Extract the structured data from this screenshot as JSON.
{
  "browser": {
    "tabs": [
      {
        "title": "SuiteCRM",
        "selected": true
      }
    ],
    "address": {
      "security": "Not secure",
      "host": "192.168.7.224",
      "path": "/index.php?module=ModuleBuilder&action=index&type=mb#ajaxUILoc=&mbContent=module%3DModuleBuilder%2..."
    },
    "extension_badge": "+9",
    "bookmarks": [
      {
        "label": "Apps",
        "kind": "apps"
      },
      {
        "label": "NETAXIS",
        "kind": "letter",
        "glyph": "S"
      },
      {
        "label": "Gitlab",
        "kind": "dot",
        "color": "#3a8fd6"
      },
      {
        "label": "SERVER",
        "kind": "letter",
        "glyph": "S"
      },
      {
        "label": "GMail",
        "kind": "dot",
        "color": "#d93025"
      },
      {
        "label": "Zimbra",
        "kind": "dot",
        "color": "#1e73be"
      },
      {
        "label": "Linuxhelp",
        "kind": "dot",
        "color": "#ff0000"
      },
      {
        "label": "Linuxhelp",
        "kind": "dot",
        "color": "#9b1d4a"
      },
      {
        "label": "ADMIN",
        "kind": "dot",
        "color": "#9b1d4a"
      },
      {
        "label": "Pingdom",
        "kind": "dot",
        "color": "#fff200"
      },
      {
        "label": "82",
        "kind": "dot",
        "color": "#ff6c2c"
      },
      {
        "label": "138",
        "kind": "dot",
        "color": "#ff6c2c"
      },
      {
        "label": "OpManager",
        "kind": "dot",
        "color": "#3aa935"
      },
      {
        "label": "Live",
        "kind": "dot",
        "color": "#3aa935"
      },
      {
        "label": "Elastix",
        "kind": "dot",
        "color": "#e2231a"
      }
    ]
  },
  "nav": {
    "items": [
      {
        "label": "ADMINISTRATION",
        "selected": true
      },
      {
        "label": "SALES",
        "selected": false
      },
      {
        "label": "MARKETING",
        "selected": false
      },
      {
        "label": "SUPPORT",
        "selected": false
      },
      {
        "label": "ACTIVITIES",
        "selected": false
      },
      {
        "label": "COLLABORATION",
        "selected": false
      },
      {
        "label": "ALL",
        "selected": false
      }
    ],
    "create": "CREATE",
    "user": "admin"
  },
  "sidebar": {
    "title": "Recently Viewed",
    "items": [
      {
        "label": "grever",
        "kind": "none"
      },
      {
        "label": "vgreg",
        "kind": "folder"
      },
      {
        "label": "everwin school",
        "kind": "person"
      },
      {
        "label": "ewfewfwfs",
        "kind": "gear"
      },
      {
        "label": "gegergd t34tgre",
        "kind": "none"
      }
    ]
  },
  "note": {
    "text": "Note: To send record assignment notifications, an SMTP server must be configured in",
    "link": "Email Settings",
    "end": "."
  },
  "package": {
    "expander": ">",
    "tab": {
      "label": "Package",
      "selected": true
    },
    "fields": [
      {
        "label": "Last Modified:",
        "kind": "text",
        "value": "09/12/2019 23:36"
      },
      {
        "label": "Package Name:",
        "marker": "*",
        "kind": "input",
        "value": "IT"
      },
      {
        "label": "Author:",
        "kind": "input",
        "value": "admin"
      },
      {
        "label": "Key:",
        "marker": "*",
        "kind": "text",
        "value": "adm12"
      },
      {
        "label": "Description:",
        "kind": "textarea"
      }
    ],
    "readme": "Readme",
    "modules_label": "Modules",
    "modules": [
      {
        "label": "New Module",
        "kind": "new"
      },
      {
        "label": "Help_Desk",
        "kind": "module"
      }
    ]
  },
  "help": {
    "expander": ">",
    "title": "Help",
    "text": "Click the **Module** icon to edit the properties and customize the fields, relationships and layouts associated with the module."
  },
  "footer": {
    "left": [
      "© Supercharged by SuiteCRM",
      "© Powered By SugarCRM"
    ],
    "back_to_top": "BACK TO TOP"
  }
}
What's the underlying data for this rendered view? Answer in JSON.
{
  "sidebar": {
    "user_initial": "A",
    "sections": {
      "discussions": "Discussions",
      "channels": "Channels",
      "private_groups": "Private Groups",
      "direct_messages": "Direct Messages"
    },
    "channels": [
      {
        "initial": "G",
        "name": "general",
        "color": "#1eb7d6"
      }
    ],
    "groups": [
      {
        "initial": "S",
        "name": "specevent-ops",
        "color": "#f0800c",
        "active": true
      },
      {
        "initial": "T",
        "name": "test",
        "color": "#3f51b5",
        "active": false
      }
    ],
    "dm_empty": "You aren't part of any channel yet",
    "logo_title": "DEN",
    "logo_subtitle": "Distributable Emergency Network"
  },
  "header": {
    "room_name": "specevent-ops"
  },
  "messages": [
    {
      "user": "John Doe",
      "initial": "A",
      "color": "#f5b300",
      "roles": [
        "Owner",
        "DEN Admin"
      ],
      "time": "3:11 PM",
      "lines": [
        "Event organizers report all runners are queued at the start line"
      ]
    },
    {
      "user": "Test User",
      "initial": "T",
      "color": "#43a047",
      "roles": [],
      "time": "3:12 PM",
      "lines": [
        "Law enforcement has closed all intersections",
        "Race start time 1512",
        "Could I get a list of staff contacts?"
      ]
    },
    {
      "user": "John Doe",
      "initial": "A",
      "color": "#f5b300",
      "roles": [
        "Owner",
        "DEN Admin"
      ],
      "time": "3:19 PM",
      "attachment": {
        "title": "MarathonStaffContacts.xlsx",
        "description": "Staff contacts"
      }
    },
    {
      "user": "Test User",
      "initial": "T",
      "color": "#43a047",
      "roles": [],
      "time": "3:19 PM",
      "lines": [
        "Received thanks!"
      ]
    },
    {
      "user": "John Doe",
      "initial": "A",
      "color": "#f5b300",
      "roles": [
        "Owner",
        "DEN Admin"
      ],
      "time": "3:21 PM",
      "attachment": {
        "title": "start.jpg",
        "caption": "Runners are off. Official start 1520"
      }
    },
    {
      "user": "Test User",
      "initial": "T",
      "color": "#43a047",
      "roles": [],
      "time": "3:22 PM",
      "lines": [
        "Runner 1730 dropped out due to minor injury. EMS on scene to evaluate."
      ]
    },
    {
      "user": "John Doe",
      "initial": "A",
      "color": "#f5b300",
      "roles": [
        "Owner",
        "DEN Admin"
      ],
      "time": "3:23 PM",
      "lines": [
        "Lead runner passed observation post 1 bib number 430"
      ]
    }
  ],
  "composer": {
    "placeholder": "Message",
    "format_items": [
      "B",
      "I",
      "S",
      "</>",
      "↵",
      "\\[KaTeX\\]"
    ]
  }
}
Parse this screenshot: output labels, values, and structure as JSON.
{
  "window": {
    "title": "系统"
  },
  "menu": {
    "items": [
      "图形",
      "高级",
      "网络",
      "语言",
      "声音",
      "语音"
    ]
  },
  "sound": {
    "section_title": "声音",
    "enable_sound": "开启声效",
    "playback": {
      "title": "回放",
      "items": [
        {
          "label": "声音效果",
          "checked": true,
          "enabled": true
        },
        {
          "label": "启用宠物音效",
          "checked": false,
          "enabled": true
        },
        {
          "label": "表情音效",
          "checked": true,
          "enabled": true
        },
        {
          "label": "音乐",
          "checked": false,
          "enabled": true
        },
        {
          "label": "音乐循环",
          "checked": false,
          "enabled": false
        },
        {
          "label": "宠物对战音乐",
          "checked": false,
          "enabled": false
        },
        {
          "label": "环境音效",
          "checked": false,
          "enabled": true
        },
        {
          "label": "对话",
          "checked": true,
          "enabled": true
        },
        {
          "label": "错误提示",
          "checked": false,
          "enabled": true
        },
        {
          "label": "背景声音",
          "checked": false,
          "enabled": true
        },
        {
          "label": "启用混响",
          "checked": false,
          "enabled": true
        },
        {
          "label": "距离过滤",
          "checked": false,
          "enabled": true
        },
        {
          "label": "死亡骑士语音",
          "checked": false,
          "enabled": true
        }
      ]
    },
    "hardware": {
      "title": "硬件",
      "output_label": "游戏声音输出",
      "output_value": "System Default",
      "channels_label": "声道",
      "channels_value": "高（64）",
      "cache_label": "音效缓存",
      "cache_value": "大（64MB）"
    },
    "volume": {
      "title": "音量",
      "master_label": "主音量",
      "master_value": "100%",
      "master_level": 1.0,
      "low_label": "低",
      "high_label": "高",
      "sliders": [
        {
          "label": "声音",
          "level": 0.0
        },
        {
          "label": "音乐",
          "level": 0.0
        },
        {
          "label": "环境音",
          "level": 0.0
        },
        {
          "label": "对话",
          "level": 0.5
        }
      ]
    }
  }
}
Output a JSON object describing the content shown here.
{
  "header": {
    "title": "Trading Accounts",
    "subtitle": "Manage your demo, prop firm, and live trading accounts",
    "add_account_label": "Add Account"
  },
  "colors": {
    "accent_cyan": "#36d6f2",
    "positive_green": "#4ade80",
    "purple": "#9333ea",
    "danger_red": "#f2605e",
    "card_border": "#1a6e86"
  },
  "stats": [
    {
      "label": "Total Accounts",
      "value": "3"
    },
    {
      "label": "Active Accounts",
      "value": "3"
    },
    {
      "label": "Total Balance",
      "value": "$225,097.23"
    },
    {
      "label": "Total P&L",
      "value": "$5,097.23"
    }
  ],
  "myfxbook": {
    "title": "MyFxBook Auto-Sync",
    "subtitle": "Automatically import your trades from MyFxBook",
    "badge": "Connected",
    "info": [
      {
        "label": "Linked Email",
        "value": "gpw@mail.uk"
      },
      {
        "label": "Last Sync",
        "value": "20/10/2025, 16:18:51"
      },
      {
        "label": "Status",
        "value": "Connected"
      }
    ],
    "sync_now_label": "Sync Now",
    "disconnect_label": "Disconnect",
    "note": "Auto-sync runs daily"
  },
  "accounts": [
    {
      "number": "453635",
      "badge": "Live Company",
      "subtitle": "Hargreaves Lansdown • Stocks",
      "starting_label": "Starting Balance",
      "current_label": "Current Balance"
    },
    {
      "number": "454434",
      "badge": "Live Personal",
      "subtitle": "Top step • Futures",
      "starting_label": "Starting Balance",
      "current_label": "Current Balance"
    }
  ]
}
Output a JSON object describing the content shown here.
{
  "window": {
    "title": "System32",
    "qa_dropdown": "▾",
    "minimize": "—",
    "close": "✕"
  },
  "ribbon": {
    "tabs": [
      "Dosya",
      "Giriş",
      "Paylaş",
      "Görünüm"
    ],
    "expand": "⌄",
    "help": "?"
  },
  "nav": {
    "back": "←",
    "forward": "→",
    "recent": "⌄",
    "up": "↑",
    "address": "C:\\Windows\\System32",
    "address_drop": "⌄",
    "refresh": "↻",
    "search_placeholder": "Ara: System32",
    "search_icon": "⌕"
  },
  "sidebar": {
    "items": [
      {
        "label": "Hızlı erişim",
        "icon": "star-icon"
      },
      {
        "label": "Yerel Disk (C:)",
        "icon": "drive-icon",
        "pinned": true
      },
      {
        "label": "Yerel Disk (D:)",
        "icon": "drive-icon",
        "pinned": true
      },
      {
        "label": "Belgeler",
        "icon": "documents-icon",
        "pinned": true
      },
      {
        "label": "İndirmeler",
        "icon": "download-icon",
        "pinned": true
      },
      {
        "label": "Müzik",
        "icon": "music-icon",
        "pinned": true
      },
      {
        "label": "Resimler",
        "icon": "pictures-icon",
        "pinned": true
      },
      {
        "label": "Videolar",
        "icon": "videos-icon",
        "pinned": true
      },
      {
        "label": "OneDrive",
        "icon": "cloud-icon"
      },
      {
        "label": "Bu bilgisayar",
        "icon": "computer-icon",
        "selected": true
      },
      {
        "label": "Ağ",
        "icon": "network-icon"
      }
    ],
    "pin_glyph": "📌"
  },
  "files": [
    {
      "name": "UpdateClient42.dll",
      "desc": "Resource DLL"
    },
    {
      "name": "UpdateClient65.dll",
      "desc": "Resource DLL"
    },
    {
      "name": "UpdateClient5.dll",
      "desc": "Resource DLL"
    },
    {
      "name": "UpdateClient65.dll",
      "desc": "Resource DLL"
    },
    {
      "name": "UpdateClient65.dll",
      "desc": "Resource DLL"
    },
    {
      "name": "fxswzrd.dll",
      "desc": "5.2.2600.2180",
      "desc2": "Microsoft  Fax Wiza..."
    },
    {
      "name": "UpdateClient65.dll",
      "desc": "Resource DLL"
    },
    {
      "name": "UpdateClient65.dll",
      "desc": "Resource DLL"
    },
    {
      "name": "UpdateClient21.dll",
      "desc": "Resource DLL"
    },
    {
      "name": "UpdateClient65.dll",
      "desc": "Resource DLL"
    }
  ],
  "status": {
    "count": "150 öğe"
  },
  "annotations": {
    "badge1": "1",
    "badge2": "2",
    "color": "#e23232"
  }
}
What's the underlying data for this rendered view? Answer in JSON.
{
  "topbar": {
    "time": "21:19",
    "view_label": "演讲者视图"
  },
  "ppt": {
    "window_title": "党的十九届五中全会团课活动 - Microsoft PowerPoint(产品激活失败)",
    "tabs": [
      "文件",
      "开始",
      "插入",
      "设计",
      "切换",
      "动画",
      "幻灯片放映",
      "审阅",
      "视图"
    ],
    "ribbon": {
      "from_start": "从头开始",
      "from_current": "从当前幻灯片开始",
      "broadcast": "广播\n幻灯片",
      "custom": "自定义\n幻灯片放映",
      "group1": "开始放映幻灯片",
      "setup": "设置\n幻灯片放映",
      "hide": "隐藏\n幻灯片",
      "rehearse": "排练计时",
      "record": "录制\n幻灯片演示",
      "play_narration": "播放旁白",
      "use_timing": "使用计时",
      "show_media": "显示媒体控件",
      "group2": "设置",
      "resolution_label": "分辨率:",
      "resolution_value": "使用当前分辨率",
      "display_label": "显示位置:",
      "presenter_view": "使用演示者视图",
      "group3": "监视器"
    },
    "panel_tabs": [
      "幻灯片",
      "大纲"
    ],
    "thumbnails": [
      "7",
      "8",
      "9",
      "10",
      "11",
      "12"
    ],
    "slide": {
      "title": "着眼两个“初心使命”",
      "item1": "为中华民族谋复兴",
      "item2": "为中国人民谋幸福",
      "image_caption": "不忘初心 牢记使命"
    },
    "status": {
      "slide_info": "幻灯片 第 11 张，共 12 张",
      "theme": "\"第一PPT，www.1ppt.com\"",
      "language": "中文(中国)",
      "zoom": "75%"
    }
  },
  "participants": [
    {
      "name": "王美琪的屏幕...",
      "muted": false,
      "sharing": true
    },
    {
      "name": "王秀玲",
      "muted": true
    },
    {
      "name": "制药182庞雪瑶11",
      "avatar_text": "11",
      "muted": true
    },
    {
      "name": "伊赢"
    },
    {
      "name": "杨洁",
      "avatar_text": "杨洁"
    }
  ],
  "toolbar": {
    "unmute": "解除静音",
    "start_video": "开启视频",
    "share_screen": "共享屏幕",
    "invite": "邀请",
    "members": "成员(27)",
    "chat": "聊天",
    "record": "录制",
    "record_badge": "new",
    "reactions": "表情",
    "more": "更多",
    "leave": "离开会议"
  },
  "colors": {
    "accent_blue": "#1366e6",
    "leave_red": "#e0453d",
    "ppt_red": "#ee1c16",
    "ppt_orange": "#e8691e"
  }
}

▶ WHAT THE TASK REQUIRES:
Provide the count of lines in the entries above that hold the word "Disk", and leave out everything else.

▶ YOUR SOLUTION:
2